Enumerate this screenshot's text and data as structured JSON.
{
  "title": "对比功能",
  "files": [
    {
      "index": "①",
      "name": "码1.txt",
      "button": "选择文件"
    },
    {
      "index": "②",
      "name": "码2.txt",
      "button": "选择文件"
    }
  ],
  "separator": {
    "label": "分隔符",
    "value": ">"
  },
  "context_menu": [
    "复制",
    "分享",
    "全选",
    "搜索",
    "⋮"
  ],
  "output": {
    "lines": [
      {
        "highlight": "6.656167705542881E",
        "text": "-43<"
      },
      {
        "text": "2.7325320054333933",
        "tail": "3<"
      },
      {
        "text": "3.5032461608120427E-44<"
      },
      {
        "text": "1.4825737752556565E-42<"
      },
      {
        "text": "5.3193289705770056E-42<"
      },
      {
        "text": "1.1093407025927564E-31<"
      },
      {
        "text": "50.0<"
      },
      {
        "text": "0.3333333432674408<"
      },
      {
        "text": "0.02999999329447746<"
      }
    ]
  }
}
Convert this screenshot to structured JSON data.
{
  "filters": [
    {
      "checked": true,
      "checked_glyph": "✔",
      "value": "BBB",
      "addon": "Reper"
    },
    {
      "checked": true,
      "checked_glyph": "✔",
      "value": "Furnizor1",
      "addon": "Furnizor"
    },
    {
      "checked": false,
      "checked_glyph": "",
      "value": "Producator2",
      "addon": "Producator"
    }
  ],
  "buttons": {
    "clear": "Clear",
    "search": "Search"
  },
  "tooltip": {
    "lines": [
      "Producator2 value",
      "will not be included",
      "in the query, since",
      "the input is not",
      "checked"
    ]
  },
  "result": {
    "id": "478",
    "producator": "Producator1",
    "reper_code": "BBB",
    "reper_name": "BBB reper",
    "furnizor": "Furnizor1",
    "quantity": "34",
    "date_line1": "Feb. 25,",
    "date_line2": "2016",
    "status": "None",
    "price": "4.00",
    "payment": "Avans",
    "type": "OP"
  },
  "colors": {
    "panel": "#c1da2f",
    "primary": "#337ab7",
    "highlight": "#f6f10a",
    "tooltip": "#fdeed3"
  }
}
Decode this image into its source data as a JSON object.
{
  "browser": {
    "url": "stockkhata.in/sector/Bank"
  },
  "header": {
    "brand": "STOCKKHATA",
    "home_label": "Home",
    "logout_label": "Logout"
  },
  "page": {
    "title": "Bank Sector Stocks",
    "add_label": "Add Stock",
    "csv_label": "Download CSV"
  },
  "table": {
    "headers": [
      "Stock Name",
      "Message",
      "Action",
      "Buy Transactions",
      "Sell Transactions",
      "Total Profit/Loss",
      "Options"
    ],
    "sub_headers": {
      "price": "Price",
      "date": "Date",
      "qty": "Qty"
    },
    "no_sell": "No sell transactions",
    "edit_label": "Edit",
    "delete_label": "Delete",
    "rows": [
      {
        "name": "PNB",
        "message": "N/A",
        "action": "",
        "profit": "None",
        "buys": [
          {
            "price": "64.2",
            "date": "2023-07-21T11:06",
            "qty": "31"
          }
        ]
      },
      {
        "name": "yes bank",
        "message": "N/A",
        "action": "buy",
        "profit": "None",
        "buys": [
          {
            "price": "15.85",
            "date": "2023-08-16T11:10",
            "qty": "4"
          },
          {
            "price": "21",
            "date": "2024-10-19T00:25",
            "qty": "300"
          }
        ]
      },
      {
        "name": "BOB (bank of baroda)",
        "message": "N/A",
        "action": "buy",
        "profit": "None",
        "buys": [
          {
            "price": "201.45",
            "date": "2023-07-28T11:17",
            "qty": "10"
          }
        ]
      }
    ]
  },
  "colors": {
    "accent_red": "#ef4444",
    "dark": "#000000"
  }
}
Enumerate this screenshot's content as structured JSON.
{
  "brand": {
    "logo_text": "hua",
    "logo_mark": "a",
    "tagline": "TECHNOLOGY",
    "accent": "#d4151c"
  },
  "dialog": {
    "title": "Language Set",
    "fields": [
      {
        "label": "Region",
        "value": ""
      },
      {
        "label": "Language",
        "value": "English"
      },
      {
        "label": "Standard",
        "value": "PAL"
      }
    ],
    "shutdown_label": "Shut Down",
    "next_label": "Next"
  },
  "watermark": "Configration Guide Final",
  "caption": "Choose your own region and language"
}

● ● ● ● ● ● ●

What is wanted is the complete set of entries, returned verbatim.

Enumerate this screenshot's text and data as structured JSON.
{
  "title": "对比功能",
  "files": [
    {
      "index": "①",
      "name": "码1.txt",
      "button": "选择文件"
    },
    {
      "index": "②",
      "name": "码2.txt",
      "button": "选择文件"
    }
  ],
  "separator": {
    "label": "分隔符",
    "value": ">"
  },
  "context_menu": [
    "复制",
    "分享",
    "全选",
    "搜索",
    "⋮"
  ],
  "output": {
    "lines": [
      {
        "highlight": "6.656167705542881E",
        "text": "-43<"
      },
      {
        "text": "2.7325320054333933",
        "tail": "3<"
      },
      {
        "text": "3.5032461608120427E-44<"
      },
      {
        "text": "1.4825737752556565E-42<"
      },
      {
        "text": "5.3193289705770056E-42<"
      },
      {
        "text": "1.1093407025927564E-31<"
      },
      {
        "text": "50.0<"
      },
      {
        "text": "0.3333333432674408<"
      },
      {
        "text": "0.02999999329447746<"
      }
    ]
  }
}
Convert this screenshot to structured JSON data.
{
  "filters": [
    {
      "checked": true,
      "checked_glyph": "✔",
      "value": "BBB",
      "addon": "Reper"
    },
    {
      "checked": true,
      "checked_glyph": "✔",
      "value": "Furnizor1",
      "addon": "Furnizor"
    },
    {
      "checked": false,
      "checked_glyph": "",
      "value": "Producator2",
      "addon": "Producator"
    }
  ],
  "buttons": {
    "clear": "Clear",
    "search": "Search"
  },
  "tooltip": {
    "lines": [
      "Producator2 value",
      "will not be included",
      "in the query, since",
      "the input is not",
      "checked"
    ]
  },
  "result": {
    "id": "478",
    "producator": "Producator1",
    "reper_code": "BBB",
    "reper_name": "BBB reper",
    "furnizor": "Furnizor1",
    "quantity": "34",
    "date_line1": "Feb. 25,",
    "date_line2": "2016",
    "status": "None",
    "price": "4.00",
    "payment": "Avans",
    "type": "OP"
  },
  "colors": {
    "panel": "#c1da2f",
    "primary": "#337ab7",
    "highlight": "#f6f10a",
    "tooltip": "#fdeed3"
  }
}
Decode this image into its source data as a JSON object.
{
  "browser": {
    "url": "stockkhata.in/sector/Bank"
  },
  "header": {
    "brand": "STOCKKHATA",
    "home_label": "Home",
    "logout_label": "Logout"
  },
  "page": {
    "title": "Bank Sector Stocks",
    "add_label": "Add Stock",
    "csv_label": "Download CSV"
  },
  "table": {
    "headers": [
      "Stock Name",
      "Message",
      "Action",
      "Buy Transactions",
      "Sell Transactions",
      "Total Profit/Loss",
      "Options"
    ],
    "sub_headers": {
      "price": "Price",
      "date": "Date",
      "qty": "Qty"
    },
    "no_sell": "No sell transactions",
    "edit_label": "Edit",
    "delete_label": "Delete",
    "rows": [
      {
        "name": "PNB",
        "message": "N/A",
        "action": "",
        "profit": "None",
        "buys": [
          {
            "price": "64.2",
            "date": "2023-07-21T11:06",
            "qty": "31"
          }
        ]
      },
      {
        "name": "yes bank",
        "message": "N/A",
        "action": "buy",
        "profit": "None",
        "buys": [
          {
            "price": "15.85",
            "date": "2023-08-16T11:10",
            "qty": "4"
          },
          {
            "price": "21",
            "date": "2024-10-19T00:25",
            "qty": "300"
          }
        ]
      },
      {
        "name": "BOB (bank of baroda)",
        "message": "N/A",
        "action": "buy",
        "profit": "None",
        "buys": [
          {
            "price": "201.45",
            "date": "2023-07-28T11:17",
            "qty": "10"
          }
        ]
      }
    ]
  },
  "colors": {
    "accent_red": "#ef4444",
    "dark": "#000000"
  }
}
Enumerate this screenshot's content as structured JSON.
{
  "brand": {
    "logo_text": "hua",
    "logo_mark": "a",
    "tagline": "TECHNOLOGY",
    "accent": "#d4151c"
  },
  "dialog": {
    "title": "Language Set",
    "fields": [
      {
        "label": "Region",
        "value": ""
      },
      {
        "label": "Language",
        "value": "English"
      },
      {
        "label": "Standard",
        "value": "PAL"
      }
    ],
    "shutdown_label": "Shut Down",
    "next_label": "Next"
  },
  "watermark": "Configration Guide Final",
  "caption": "Choose your own region and language"
}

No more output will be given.